**RECORDS FOR THE TASK**.
:::
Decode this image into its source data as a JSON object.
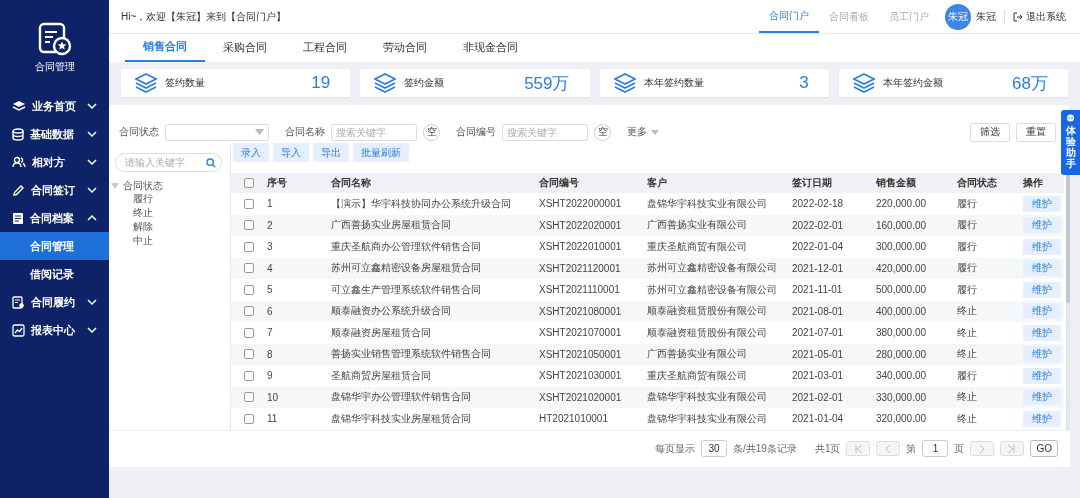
{
  "header": {
    "greeting": "Hi~，欢迎【朱冠】来到【合同门户】",
    "nav": [
      {
        "label": "合同门户",
        "selected": true
      },
      {
        "label": "合同看板",
        "selected": false
      },
      {
        "label": "员工门户",
        "selected": false
      }
    ],
    "avatar": "朱冠",
    "user": "朱冠",
    "logout": "退出系统"
  },
  "sidebar": {
    "title": "合同管理",
    "items": [
      {
        "label": "业务首页",
        "expanded": false
      },
      {
        "label": "基础数据",
        "expanded": false
      },
      {
        "label": "相对方",
        "expanded": false
      },
      {
        "label": "合同签订",
        "expanded": false
      },
      {
        "label": "合同档案",
        "expanded": true,
        "children": [
          {
            "label": "合同管理",
            "selected": true
          },
          {
            "label": "借阅记录",
            "selected": false
          }
        ]
      },
      {
        "label": "合同履约",
        "expanded": false
      },
      {
        "label": "报表中心",
        "expanded": false
      }
    ]
  },
  "tabs": [
    {
      "label": "销售合同",
      "selected": true
    },
    {
      "label": "采购合同",
      "selected": false
    },
    {
      "label": "工程合同",
      "selected": false
    },
    {
      "label": "劳动合同",
      "selected": false
    },
    {
      "label": "非现金合同",
      "selected": false
    }
  ],
  "stats": [
    {
      "label": "签约数量",
      "value": "19"
    },
    {
      "label": "签约金额",
      "value": "559万"
    },
    {
      "label": "本年签约数量",
      "value": "3"
    },
    {
      "label": "本年签约金额",
      "value": "68万"
    }
  ],
  "filters": [
    {
      "kind": "select",
      "label": "合同状态"
    },
    {
      "kind": "search",
      "label": "合同名称",
      "placeholder": "搜索关键字",
      "clear": "空"
    },
    {
      "kind": "search",
      "label": "合同编号",
      "placeholder": "搜索关键字",
      "clear": "空"
    }
  ],
  "more": "更多",
  "filter_buttons": [
    "筛选",
    "重置"
  ],
  "assistant": "体验助手",
  "tree": {
    "placeholder": "请输入关键字",
    "root": {
      "label": "合同状态",
      "expanded": true,
      "children": [
        {
          "label": "履行"
        },
        {
          "label": "终止"
        },
        {
          "label": "解除"
        },
        {
          "label": "中止"
        }
      ]
    }
  },
  "toolbar": [
    "录入",
    "导入",
    "导出",
    "批量刷新"
  ],
  "table": {
    "all_checked": false,
    "columns": [
      "序号",
      "合同名称",
      "合同编号",
      "客户",
      "签订日期",
      "销售金额",
      "合同状态",
      "操作"
    ],
    "rows": [
      {
        "checked": false,
        "cells": [
          "1",
          "【演示】华宇科技协同办公系统升级合同",
          "XSHT2022000001",
          "盘锦华宇科技实业有限公司",
          "2022-02-18",
          "220,000.00",
          "履行"
        ],
        "action": "维护"
      },
      {
        "checked": false,
        "cells": [
          "2",
          "广西善扬实业房屋租赁合同",
          "XSHT2022020001",
          "广西善扬实业有限公司",
          "2022-02-01",
          "160,000.00",
          "履行"
        ],
        "action": "维护"
      },
      {
        "checked": false,
        "cells": [
          "3",
          "重庆圣航商办公管理软件销售合同",
          "XSHT2022010001",
          "重庆圣航商贸有限公司",
          "2022-01-04",
          "300,000.00",
          "履行"
        ],
        "action": "维护"
      },
      {
        "checked": false,
        "cells": [
          "4",
          "苏州可立鑫精密设备房屋租赁合同",
          "XSHT2021120001",
          "苏州可立鑫精密设备有限公司",
          "2021-12-01",
          "420,000.00",
          "履行"
        ],
        "action": "维护"
      },
      {
        "checked": false,
        "cells": [
          "5",
          "可立鑫生产管理系统软件销售合同",
          "XSHT2021110001",
          "苏州可立鑫精密设备有限公司",
          "2021-11-01",
          "500,000.00",
          "履行"
        ],
        "action": "维护"
      },
      {
        "checked": false,
        "cells": [
          "6",
          "顺泰融资办公系统升级合同",
          "XSHT2021080001",
          "顺泰融资租赁股份有限公司",
          "2021-08-01",
          "400,000.00",
          "终止"
        ],
        "action": "维护"
      },
      {
        "checked": false,
        "cells": [
          "7",
          "顺泰融资房屋租赁合同",
          "XSHT2021070001",
          "顺泰融资租赁股份有限公司",
          "2021-07-01",
          "380,000.00",
          "终止"
        ],
        "action": "维护"
      },
      {
        "checked": false,
        "cells": [
          "8",
          "善扬实业销售管理系统软件销售合同",
          "XSHT2021050001",
          "广西善扬实业有限公司",
          "2021-05-01",
          "280,000.00",
          "终止"
        ],
        "action": "维护"
      },
      {
        "checked": false,
        "cells": [
          "9",
          "圣航商贸房屋租赁合同",
          "XSHT2021030001",
          "重庆圣航商贸有限公司",
          "2021-03-01",
          "340,000.00",
          "履行"
        ],
        "action": "维护"
      },
      {
        "checked": false,
        "cells": [
          "10",
          "盘锦华宇办公管理软件销售合同",
          "XSHT2021020001",
          "盘锦华宇科技实业有限公司",
          "2021-02-01",
          "330,000.00",
          "终止"
        ],
        "action": "维护"
      },
      {
        "checked": false,
        "cells": [
          "11",
          "盘锦华宇科技实业房屋租赁合同",
          "HT2021010001",
          "盘锦华宇科技实业有限公司",
          "2021-01-04",
          "320,000.00",
          "终止"
        ],
        "action": "维护"
      }
    ]
  },
  "pager": {
    "per_page_label": "每页显示",
    "per_page": "30",
    "total": "条/共19条记录",
    "pages": "共1页",
    "nav": [
      {
        "disabled": true
      },
      {
        "disabled": true
      },
      {
        "disabled": true
      },
      {
        "disabled": true
      }
    ],
    "page_prefix": "第",
    "page": "1",
    "page_suffix": "页",
    "go": "GO"
  }
}
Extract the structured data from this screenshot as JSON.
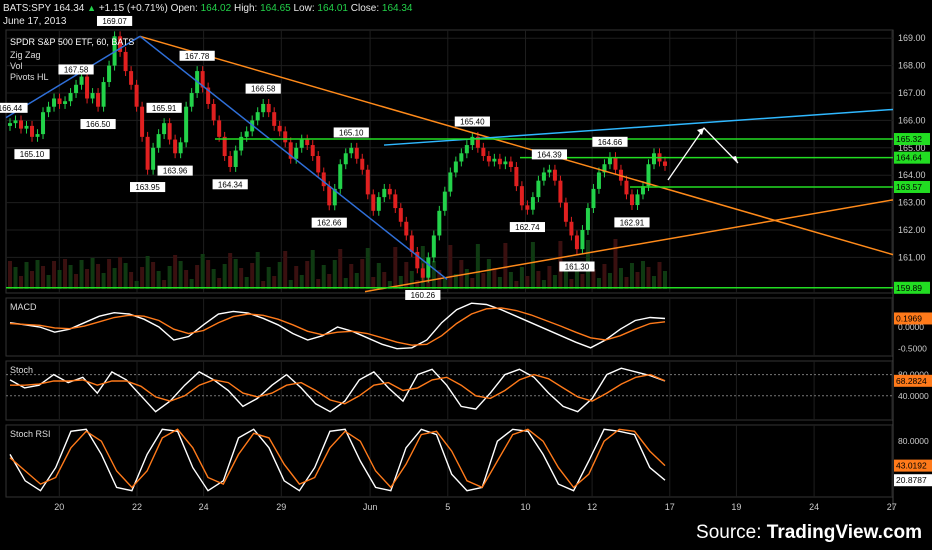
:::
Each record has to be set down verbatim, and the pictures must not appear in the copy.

Decode this image into its source data as a JSON object.
{
  "header": {
    "greeting": "Hi~，欢迎【朱冠】来到【合同门户】",
    "nav": [
      {
        "label": "合同门户",
        "selected": true
      },
      {
        "label": "合同看板",
        "selected": false
      },
      {
        "label": "员工门户",
        "selected": false
      }
    ],
    "avatar": "朱冠",
    "user": "朱冠",
    "logout": "退出系统"
  },
  "sidebar": {
    "title": "合同管理",
    "items": [
      {
        "label": "业务首页",
        "expanded": false
      },
      {
        "label": "基础数据",
        "expanded": false
      },
      {
        "label": "相对方",
        "expanded": false
      },
      {
        "label": "合同签订",
        "expanded": false
      },
      {
        "label": "合同档案",
        "expanded": true,
        "children": [
          {
            "label": "合同管理",
            "selected": true
          },
          {
            "label": "借阅记录",
            "selected": false
          }
        ]
      },
      {
        "label": "合同履约",
        "expanded": false
      },
      {
        "label": "报表中心",
        "expanded": false
      }
    ]
  },
  "tabs": [
    {
      "label": "销售合同",
      "selected": true
    },
    {
      "label": "采购合同",
      "selected": false
    },
    {
      "label": "工程合同",
      "selected": false
    },
    {
      "label": "劳动合同",
      "selected": false
    },
    {
      "label": "非现金合同",
      "selected": false
    }
  ],
  "stats": [
    {
      "label": "签约数量",
      "value": "19"
    },
    {
      "label": "签约金额",
      "value": "559万"
    },
    {
      "label": "本年签约数量",
      "value": "3"
    },
    {
      "label": "本年签约金额",
      "value": "68万"
    }
  ],
  "filters": [
    {
      "kind": "select",
      "label": "合同状态"
    },
    {
      "kind": "search",
      "label": "合同名称",
      "placeholder": "搜索关键字",
      "clear": "空"
    },
    {
      "kind": "search",
      "label": "合同编号",
      "placeholder": "搜索关键字",
      "clear": "空"
    }
  ],
  "more": "更多",
  "filter_buttons": [
    "筛选",
    "重置"
  ],
  "assistant": "体验助手",
  "tree": {
    "placeholder": "请输入关键字",
    "root": {
      "label": "合同状态",
      "expanded": true,
      "children": [
        {
          "label": "履行"
        },
        {
          "label": "终止"
        },
        {
          "label": "解除"
        },
        {
          "label": "中止"
        }
      ]
    }
  },
  "toolbar": [
    "录入",
    "导入",
    "导出",
    "批量刷新"
  ],
  "table": {
    "all_checked": false,
    "columns": [
      "序号",
      "合同名称",
      "合同编号",
      "客户",
      "签订日期",
      "销售金额",
      "合同状态",
      "操作"
    ],
    "rows": [
      {
        "checked": false,
        "cells": [
          "1",
          "【演示】华宇科技协同办公系统升级合同",
          "XSHT2022000001",
          "盘锦华宇科技实业有限公司",
          "2022-02-18",
          "220,000.00",
          "履行"
        ],
        "action": "维护"
      },
      {
        "checked": false,
        "cells": [
          "2",
          "广西善扬实业房屋租赁合同",
          "XSHT2022020001",
          "广西善扬实业有限公司",
          "2022-02-01",
          "160,000.00",
          "履行"
        ],
        "action": "维护"
      },
      {
        "checked": false,
        "cells": [
          "3",
          "重庆圣航商办公管理软件销售合同",
          "XSHT2022010001",
          "重庆圣航商贸有限公司",
          "2022-01-04",
          "300,000.00",
          "履行"
        ],
        "action": "维护"
      },
      {
        "checked": false,
        "cells": [
          "4",
          "苏州可立鑫精密设备房屋租赁合同",
          "XSHT2021120001",
          "苏州可立鑫精密设备有限公司",
          "2021-12-01",
          "420,000.00",
          "履行"
        ],
        "action": "维护"
      },
      {
        "checked": false,
        "cells": [
          "5",
          "可立鑫生产管理系统软件销售合同",
          "XSHT2021110001",
          "苏州可立鑫精密设备有限公司",
          "2021-11-01",
          "500,000.00",
          "履行"
        ],
        "action": "维护"
      },
      {
        "checked": false,
        "cells": [
          "6",
          "顺泰融资办公系统升级合同",
          "XSHT2021080001",
          "顺泰融资租赁股份有限公司",
          "2021-08-01",
          "400,000.00",
          "终止"
        ],
        "action": "维护"
      },
      {
        "checked": false,
        "cells": [
          "7",
          "顺泰融资房屋租赁合同",
          "XSHT2021070001",
          "顺泰融资租赁股份有限公司",
          "2021-07-01",
          "380,000.00",
          "终止"
        ],
        "action": "维护"
      },
      {
        "checked": false,
        "cells": [
          "8",
          "善扬实业销售管理系统软件销售合同",
          "XSHT2021050001",
          "广西善扬实业有限公司",
          "2021-05-01",
          "280,000.00",
          "终止"
        ],
        "action": "维护"
      },
      {
        "checked": false,
        "cells": [
          "9",
          "圣航商贸房屋租赁合同",
          "XSHT2021030001",
          "重庆圣航商贸有限公司",
          "2021-03-01",
          "340,000.00",
          "履行"
        ],
        "action": "维护"
      },
      {
        "checked": false,
        "cells": [
          "10",
          "盘锦华宇办公管理软件销售合同",
          "XSHT2021020001",
          "盘锦华宇科技实业有限公司",
          "2021-02-01",
          "330,000.00",
          "终止"
        ],
        "action": "维护"
      },
      {
        "checked": false,
        "cells": [
          "11",
          "盘锦华宇科技实业房屋租赁合同",
          "HT2021010001",
          "盘锦华宇科技实业有限公司",
          "2021-01-04",
          "320,000.00",
          "终止"
        ],
        "action": "维护"
      }
    ]
  },
  "pager": {
    "per_page_label": "每页显示",
    "per_page": "30",
    "total": "条/共19条记录",
    "pages": "共1页",
    "nav": [
      {
        "disabled": true
      },
      {
        "disabled": true
      },
      {
        "disabled": true
      },
      {
        "disabled": true
      }
    ],
    "page_prefix": "第",
    "page": "1",
    "page_suffix": "页",
    "go": "GO"
  }
}
Extract the structured data from this screenshot as JSON.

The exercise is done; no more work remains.